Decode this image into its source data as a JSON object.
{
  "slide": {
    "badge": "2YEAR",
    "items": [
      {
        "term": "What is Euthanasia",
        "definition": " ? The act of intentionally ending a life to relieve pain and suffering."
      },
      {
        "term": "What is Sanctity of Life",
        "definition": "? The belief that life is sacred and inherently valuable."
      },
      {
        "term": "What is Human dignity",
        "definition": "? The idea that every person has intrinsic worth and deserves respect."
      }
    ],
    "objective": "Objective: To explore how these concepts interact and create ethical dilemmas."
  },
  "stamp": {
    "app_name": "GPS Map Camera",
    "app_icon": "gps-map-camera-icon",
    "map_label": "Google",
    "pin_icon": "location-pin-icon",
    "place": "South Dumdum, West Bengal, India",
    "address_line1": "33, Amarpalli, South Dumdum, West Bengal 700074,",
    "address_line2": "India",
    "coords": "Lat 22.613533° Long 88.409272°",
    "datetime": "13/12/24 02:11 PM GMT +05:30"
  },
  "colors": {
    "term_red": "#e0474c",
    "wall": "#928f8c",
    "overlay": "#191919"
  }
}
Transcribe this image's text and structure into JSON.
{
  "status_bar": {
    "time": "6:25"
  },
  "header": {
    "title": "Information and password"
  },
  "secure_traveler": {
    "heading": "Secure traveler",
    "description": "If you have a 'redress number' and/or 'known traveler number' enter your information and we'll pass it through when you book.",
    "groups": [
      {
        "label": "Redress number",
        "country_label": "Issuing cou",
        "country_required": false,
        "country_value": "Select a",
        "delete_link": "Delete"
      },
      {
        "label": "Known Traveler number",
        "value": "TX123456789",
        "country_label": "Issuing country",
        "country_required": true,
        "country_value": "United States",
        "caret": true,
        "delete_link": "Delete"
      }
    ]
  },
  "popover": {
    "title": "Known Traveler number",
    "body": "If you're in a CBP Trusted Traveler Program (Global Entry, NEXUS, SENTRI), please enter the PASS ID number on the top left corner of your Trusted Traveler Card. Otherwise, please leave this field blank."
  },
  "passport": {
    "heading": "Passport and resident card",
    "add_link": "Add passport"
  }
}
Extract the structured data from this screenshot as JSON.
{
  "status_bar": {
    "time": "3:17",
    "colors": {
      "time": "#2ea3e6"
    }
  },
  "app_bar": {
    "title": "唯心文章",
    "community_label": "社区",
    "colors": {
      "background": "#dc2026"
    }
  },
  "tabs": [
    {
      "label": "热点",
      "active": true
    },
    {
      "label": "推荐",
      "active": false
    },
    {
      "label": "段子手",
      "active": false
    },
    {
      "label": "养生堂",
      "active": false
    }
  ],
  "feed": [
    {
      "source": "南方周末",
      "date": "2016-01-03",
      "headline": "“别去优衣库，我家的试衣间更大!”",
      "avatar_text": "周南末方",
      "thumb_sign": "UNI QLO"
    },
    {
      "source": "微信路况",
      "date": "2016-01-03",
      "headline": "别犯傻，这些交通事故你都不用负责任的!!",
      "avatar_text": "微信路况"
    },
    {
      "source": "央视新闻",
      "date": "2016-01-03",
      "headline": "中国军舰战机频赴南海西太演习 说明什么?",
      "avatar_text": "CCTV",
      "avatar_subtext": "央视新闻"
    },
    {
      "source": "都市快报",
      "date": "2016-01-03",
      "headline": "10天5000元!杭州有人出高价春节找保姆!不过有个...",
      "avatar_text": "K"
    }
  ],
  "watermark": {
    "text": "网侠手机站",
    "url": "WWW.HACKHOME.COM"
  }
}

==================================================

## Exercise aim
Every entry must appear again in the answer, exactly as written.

## Written response
Decode this image into its source data as a JSON object.
{
  "slide": {
    "badge": "2YEAR",
    "items": [
      {
        "term": "What is Euthanasia",
        "definition": " ? The act of intentionally ending a life to relieve pain and suffering."
      },
      {
        "term": "What is Sanctity of Life",
        "definition": "? The belief that life is sacred and inherently valuable."
      },
      {
        "term": "What is Human dignity",
        "definition": "? The idea that every person has intrinsic worth and deserves respect."
      }
    ],
    "objective": "Objective: To explore how these concepts interact and create ethical dilemmas."
  },
  "stamp": {
    "app_name": "GPS Map Camera",
    "app_icon": "gps-map-camera-icon",
    "map_label": "Google",
    "pin_icon": "location-pin-icon",
    "place": "South Dumdum, West Bengal, India",
    "address_line1": "33, Amarpalli, South Dumdum, West Bengal 700074,",
    "address_line2": "India",
    "coords": "Lat 22.613533° Long 88.409272°",
    "datetime": "13/12/24 02:11 PM GMT +05:30"
  },
  "colors": {
    "term_red": "#e0474c",
    "wall": "#928f8c",
    "overlay": "#191919"
  }
}
Transcribe this image's text and structure into JSON.
{
  "status_bar": {
    "time": "6:25"
  },
  "header": {
    "title": "Information and password"
  },
  "secure_traveler": {
    "heading": "Secure traveler",
    "description": "If you have a 'redress number' and/or 'known traveler number' enter your information and we'll pass it through when you book.",
    "groups": [
      {
        "label": "Redress number",
        "country_label": "Issuing cou",
        "country_required": false,
        "country_value": "Select a",
        "delete_link": "Delete"
      },
      {
        "label": "Known Traveler number",
        "value": "TX123456789",
        "country_label": "Issuing country",
        "country_required": true,
        "country_value": "United States",
        "caret": true,
        "delete_link": "Delete"
      }
    ]
  },
  "popover": {
    "title": "Known Traveler number",
    "body": "If you're in a CBP Trusted Traveler Program (Global Entry, NEXUS, SENTRI), please enter the PASS ID number on the top left corner of your Trusted Traveler Card. Otherwise, please leave this field blank."
  },
  "passport": {
    "heading": "Passport and resident card",
    "add_link": "Add passport"
  }
}
Extract the structured data from this screenshot as JSON.
{
  "status_bar": {
    "time": "3:17",
    "colors": {
      "time": "#2ea3e6"
    }
  },
  "app_bar": {
    "title": "唯心文章",
    "community_label": "社区",
    "colors": {
      "background": "#dc2026"
    }
  },
  "tabs": [
    {
      "label": "热点",
      "active": true
    },
    {
      "label": "推荐",
      "active": false
    },
    {
      "label": "段子手",
      "active": false
    },
    {
      "label": "养生堂",
      "active": false
    }
  ],
  "feed": [
    {
      "source": "南方周末",
      "date": "2016-01-03",
      "headline": "“别去优衣库，我家的试衣间更大!”",
      "avatar_text": "周南末方",
      "thumb_sign": "UNI QLO"
    },
    {
      "source": "微信路况",
      "date": "2016-01-03",
      "headline": "别犯傻，这些交通事故你都不用负责任的!!",
      "avatar_text": "微信路况"
    },
    {
      "source": "央视新闻",
      "date": "2016-01-03",
      "headline": "中国军舰战机频赴南海西太演习 说明什么?",
      "avatar_text": "CCTV",
      "avatar_subtext": "央视新闻"
    },
    {
      "source": "都市快报",
      "date": "2016-01-03",
      "headline": "10天5000元!杭州有人出高价春节找保姆!不过有个...",
      "avatar_text": "K"
    }
  ],
  "watermark": {
    "text": "网侠手机站",
    "url": "WWW.HACKHOME.COM"
  }
}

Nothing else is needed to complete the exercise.